I will get back as soon as I have had chance to check the components.

Well, I finally got round to checking the components that you suggested may be at fault. All were OK apart from D4 which was s/c.

Removed the diode and tried the HD in a caddy. Drive spun up but computer reported that it needed formatting. Reconnected the USB interface board and tried USB and 12V psu and hey presto, it works!!

A big big thankyou to you, fzabkar.

I have reclaimed nearly 2TB of data that I thought had gone forever and it is now safely copied to another HD.

A Merry Christmas to all on the board and thanks for the best present I could have wished for :slight_smile:

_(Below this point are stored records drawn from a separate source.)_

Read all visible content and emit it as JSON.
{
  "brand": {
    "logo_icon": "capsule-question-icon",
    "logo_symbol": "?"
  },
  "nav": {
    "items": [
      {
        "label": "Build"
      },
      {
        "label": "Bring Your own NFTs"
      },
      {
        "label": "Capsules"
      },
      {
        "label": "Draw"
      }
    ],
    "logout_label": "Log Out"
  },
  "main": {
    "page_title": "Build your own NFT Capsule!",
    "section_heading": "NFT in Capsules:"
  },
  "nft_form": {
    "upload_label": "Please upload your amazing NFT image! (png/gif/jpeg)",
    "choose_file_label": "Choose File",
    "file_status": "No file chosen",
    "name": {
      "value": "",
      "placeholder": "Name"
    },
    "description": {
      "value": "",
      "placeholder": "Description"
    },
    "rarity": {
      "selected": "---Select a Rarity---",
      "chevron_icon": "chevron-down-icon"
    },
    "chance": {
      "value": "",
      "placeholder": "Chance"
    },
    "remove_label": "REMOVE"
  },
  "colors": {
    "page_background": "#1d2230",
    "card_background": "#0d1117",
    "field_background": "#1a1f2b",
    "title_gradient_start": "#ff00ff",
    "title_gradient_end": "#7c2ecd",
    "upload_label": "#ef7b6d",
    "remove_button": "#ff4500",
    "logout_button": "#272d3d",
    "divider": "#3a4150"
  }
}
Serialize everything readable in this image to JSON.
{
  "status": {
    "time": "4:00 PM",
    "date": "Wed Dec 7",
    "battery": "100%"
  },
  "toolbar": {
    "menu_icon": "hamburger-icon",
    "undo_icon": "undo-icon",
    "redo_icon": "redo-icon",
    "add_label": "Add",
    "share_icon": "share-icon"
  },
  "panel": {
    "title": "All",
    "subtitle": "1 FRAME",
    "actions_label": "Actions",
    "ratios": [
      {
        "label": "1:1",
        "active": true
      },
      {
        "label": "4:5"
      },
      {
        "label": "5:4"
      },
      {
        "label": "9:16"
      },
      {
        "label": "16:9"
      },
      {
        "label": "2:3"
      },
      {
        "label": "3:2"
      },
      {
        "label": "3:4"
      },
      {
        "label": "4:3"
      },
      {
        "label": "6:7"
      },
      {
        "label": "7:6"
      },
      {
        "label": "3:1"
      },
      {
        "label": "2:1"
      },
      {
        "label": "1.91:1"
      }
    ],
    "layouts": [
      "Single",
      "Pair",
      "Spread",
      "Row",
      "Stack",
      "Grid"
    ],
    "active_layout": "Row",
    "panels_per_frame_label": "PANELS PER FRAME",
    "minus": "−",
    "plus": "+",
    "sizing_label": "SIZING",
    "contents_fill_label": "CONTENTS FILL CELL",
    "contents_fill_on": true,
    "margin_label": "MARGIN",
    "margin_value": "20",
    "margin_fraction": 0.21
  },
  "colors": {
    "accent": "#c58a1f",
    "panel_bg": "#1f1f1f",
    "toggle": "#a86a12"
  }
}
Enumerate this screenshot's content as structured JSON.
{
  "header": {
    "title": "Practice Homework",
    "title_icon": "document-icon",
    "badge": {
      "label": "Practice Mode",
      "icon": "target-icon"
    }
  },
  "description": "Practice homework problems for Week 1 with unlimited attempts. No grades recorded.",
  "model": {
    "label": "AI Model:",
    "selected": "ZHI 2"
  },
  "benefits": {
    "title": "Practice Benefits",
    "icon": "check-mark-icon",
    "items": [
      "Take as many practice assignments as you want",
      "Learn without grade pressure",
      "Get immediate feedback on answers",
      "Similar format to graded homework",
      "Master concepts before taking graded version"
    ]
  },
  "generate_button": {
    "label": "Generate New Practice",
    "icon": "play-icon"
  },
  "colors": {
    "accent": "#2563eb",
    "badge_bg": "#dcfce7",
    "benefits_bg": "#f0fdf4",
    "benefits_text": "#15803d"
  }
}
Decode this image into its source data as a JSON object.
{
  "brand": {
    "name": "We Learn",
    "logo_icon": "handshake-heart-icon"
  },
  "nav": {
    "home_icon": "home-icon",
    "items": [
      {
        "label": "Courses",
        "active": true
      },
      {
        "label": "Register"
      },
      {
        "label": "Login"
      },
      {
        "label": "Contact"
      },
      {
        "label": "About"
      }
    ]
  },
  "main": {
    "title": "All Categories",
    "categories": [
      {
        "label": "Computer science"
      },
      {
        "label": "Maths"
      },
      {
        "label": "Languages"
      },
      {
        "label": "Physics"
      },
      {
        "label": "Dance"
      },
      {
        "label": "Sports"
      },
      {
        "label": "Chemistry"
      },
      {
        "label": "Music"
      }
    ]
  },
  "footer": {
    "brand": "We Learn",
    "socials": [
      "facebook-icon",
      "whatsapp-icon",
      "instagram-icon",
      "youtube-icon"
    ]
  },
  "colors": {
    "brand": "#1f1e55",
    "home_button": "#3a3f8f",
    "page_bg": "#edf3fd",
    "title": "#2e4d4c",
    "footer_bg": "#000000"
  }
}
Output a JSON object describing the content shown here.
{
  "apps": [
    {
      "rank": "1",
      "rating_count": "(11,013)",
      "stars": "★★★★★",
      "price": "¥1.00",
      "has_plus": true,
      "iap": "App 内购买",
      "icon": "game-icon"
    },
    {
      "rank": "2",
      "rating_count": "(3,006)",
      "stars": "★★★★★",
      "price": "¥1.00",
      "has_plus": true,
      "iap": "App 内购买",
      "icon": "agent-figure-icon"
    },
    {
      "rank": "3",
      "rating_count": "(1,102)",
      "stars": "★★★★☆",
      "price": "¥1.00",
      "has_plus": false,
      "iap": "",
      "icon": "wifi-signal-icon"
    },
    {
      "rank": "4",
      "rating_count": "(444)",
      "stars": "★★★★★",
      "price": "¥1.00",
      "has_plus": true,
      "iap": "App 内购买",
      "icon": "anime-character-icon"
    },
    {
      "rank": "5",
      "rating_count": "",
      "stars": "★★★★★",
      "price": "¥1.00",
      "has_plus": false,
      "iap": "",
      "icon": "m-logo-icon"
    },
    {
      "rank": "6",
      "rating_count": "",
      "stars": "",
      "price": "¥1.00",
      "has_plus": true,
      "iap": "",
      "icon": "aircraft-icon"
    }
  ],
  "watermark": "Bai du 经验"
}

The caddy appears to be configured with a different sector size. Some external drives use 4KB sectoring while others use 512 bytes. When you mix them up, sector 0 remains in the same place, so the OS still sees the partition table. However, the boot sector will be at a different location, so the partition appears unformatted.

You can determine the physical sector size by executing the following command at the CMD prompt:

fsutil fsinfo ntfsinfo X:

… where X: is the drive letter.

A disc editor such as DMDE (freeware) will show the range of sectors at the top of the screen. This range will be less by a factor of 8 for the 4KB enclosure.

Congratulations on recovering your data, BTW.